— Data records —
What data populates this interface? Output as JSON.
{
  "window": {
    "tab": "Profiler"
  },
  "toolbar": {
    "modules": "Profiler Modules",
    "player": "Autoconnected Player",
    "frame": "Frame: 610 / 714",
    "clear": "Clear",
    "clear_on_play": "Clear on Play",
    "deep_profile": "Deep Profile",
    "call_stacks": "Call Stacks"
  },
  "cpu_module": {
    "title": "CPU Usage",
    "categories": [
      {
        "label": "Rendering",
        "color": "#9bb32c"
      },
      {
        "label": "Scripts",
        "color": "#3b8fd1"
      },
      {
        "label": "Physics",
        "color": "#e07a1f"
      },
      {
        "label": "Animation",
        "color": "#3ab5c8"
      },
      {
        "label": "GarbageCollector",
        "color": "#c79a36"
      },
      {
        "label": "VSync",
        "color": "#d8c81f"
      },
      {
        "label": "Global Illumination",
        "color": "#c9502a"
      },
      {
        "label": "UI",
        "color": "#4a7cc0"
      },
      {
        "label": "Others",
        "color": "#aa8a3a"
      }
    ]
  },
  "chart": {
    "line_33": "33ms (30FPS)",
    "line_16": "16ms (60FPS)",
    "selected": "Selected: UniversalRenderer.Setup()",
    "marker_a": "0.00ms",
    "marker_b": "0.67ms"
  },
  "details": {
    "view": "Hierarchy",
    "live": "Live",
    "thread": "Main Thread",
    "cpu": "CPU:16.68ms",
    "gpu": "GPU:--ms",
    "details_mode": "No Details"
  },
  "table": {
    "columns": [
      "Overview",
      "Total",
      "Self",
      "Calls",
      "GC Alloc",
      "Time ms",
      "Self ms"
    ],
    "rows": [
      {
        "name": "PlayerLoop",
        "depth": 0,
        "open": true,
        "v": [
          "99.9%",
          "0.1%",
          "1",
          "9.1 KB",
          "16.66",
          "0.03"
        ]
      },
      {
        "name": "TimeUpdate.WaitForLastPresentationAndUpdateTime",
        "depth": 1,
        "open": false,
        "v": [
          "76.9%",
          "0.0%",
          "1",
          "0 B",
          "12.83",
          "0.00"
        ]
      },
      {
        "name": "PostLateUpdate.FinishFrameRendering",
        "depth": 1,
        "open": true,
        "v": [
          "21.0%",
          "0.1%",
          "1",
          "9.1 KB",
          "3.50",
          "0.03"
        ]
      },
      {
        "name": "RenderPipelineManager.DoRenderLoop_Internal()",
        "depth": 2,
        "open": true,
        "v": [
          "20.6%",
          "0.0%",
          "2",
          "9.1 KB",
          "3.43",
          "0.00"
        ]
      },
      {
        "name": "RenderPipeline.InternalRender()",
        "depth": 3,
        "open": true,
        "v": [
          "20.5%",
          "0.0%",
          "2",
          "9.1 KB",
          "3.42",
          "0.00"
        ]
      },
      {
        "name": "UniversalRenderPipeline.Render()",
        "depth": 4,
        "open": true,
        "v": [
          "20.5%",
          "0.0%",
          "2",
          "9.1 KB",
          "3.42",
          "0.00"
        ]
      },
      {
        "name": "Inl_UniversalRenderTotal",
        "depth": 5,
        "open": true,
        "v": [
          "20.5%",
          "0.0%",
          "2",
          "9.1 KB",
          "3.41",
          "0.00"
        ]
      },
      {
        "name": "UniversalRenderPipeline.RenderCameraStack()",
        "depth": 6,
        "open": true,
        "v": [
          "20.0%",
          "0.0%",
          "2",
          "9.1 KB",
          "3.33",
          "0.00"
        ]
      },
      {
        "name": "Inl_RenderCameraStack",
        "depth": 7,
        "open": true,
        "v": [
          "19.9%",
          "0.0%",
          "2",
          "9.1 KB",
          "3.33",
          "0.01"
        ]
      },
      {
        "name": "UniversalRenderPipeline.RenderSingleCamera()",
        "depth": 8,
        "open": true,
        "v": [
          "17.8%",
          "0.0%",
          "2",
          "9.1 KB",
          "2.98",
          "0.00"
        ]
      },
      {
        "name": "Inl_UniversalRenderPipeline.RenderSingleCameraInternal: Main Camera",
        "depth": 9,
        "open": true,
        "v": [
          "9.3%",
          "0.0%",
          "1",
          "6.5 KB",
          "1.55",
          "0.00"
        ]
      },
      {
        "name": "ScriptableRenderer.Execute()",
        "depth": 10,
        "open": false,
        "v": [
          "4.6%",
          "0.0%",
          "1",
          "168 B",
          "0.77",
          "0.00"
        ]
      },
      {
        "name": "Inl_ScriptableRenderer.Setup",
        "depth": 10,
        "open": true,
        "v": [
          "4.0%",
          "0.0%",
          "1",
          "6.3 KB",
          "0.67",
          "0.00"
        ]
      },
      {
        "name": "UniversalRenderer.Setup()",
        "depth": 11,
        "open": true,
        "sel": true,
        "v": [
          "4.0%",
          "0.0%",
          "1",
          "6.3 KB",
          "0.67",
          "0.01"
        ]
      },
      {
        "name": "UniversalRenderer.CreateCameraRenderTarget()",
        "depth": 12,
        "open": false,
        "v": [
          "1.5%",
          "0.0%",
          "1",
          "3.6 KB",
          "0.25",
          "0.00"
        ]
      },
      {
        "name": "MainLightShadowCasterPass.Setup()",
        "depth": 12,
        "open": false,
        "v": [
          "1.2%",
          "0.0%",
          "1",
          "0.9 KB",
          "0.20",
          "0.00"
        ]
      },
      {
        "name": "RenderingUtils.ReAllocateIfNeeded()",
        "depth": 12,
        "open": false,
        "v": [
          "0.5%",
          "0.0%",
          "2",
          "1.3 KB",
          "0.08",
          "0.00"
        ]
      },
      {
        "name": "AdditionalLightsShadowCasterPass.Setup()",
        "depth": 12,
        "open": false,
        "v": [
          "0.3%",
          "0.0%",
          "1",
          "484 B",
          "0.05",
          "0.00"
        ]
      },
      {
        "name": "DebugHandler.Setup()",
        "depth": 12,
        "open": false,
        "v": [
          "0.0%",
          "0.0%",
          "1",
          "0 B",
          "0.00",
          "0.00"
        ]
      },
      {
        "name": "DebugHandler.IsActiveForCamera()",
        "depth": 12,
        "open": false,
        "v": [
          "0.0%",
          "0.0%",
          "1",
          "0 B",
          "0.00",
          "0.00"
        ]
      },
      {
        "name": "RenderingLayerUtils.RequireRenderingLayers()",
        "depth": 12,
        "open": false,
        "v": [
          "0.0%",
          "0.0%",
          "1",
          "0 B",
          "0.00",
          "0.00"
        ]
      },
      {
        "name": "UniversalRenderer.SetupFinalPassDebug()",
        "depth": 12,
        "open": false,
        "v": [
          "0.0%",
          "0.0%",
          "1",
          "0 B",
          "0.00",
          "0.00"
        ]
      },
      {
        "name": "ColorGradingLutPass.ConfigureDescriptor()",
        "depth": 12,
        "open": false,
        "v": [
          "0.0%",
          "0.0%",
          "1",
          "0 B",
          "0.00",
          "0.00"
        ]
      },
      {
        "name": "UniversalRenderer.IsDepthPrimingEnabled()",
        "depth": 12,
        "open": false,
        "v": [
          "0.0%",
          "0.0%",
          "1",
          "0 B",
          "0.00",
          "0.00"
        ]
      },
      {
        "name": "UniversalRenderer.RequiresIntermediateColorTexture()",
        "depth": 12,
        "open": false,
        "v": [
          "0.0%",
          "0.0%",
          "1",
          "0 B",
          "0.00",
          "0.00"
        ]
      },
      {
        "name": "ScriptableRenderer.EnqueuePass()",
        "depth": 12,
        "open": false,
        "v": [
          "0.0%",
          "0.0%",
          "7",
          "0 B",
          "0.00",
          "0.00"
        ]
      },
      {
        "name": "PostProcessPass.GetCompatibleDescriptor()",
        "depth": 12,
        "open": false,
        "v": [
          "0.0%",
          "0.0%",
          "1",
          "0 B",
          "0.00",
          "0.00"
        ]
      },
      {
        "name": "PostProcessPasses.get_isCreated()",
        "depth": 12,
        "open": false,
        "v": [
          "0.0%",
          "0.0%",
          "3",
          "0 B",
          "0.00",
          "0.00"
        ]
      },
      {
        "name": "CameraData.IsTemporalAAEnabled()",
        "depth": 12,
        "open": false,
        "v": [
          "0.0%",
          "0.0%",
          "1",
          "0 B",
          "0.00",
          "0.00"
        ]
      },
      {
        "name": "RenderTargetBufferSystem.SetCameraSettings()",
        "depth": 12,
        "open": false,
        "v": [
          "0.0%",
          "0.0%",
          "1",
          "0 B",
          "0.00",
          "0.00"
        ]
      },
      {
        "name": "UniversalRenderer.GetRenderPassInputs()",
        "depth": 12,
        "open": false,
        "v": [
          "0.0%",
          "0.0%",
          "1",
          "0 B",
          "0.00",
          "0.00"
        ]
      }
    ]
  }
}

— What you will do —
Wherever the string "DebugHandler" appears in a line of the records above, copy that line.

— Answer box —
        "name": "DebugHandler.Setup()",
        "name": "DebugHandler.IsActiveForCamera()",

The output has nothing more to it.